Each line of the entries below that includes "chevron" belongs in your answer.

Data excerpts
▬▬▬

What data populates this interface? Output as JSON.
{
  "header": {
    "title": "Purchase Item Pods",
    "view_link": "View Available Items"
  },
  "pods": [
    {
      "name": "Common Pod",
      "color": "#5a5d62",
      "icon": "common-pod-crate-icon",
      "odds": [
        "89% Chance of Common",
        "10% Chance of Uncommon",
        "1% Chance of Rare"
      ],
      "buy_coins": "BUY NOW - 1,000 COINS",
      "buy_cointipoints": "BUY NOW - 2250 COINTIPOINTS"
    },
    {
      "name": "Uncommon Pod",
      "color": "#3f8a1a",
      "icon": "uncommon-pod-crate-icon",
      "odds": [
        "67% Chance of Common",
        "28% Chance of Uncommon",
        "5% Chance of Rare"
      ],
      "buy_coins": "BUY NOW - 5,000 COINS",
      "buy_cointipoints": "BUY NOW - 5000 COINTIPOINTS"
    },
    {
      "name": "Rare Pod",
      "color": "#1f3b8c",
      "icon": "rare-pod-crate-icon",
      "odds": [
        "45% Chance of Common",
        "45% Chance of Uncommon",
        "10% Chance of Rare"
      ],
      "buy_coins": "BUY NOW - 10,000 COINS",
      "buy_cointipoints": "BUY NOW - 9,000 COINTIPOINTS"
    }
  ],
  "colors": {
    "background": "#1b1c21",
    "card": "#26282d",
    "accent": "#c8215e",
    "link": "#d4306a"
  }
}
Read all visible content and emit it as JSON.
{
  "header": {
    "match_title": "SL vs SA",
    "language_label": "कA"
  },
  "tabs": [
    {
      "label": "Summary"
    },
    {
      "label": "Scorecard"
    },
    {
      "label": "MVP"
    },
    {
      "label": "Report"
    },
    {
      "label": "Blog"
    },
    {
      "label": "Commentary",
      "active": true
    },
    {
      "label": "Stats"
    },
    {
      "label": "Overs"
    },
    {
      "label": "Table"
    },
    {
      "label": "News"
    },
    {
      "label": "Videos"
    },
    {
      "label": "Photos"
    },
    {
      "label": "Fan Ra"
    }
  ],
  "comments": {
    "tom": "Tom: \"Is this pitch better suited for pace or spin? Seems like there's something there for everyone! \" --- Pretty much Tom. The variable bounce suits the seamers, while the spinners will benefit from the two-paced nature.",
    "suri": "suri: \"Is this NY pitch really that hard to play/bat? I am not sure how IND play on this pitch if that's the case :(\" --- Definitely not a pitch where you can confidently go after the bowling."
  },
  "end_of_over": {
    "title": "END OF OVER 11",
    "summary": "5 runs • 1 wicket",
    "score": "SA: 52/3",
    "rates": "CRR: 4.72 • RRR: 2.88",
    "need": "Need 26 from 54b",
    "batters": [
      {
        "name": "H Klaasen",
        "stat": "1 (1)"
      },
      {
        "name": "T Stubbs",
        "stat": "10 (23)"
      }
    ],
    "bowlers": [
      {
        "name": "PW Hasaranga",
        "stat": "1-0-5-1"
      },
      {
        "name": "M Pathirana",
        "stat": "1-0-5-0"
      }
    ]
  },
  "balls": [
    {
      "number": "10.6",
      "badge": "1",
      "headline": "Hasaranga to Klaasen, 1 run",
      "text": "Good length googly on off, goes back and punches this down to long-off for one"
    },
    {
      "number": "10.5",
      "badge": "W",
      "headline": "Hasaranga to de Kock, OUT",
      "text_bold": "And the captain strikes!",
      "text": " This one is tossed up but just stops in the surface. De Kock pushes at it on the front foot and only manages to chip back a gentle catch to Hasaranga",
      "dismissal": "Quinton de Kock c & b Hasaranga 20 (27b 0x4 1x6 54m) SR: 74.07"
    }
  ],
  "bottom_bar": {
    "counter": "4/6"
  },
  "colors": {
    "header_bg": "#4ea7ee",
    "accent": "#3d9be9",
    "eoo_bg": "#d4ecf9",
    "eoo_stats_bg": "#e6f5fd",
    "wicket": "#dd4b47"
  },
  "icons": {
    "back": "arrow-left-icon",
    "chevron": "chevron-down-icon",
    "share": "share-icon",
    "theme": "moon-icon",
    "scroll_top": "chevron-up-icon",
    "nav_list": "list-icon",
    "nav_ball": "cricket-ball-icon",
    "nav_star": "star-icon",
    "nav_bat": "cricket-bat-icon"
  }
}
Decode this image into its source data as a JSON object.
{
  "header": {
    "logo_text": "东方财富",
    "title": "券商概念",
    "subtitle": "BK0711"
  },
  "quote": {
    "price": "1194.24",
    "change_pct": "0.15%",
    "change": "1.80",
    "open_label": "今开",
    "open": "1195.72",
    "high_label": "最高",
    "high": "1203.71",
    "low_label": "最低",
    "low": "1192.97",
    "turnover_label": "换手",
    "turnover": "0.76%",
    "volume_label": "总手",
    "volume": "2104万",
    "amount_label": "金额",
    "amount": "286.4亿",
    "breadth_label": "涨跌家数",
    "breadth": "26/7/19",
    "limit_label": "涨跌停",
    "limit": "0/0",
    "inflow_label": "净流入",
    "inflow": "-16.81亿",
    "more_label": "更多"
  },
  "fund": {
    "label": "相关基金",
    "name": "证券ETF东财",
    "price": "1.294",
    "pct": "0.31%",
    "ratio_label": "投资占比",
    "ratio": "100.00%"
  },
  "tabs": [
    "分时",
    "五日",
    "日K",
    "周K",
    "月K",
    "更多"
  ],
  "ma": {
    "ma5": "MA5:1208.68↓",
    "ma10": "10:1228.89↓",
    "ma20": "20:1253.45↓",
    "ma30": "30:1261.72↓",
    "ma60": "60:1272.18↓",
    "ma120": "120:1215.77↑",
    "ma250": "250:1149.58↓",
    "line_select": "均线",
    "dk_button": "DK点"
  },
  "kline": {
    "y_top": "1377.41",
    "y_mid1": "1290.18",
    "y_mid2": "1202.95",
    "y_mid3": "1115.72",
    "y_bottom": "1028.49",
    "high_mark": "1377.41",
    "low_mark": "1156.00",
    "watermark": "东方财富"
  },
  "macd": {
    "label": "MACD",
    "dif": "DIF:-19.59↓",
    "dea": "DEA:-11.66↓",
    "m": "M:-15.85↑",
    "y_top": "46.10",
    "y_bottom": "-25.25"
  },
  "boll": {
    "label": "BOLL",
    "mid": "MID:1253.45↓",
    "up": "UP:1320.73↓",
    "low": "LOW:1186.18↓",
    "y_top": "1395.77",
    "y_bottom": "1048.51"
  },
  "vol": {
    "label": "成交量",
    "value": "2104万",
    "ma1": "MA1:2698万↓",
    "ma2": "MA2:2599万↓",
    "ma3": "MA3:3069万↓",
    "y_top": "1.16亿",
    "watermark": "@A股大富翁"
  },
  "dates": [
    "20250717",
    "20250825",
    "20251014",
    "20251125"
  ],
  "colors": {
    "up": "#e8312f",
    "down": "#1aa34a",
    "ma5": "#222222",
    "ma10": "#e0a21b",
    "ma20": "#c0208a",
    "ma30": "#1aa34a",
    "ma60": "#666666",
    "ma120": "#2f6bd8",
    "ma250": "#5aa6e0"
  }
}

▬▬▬

Problem solution:
    "chevron": "chevron-down-icon",
    "scroll_top": "chevron-up-icon",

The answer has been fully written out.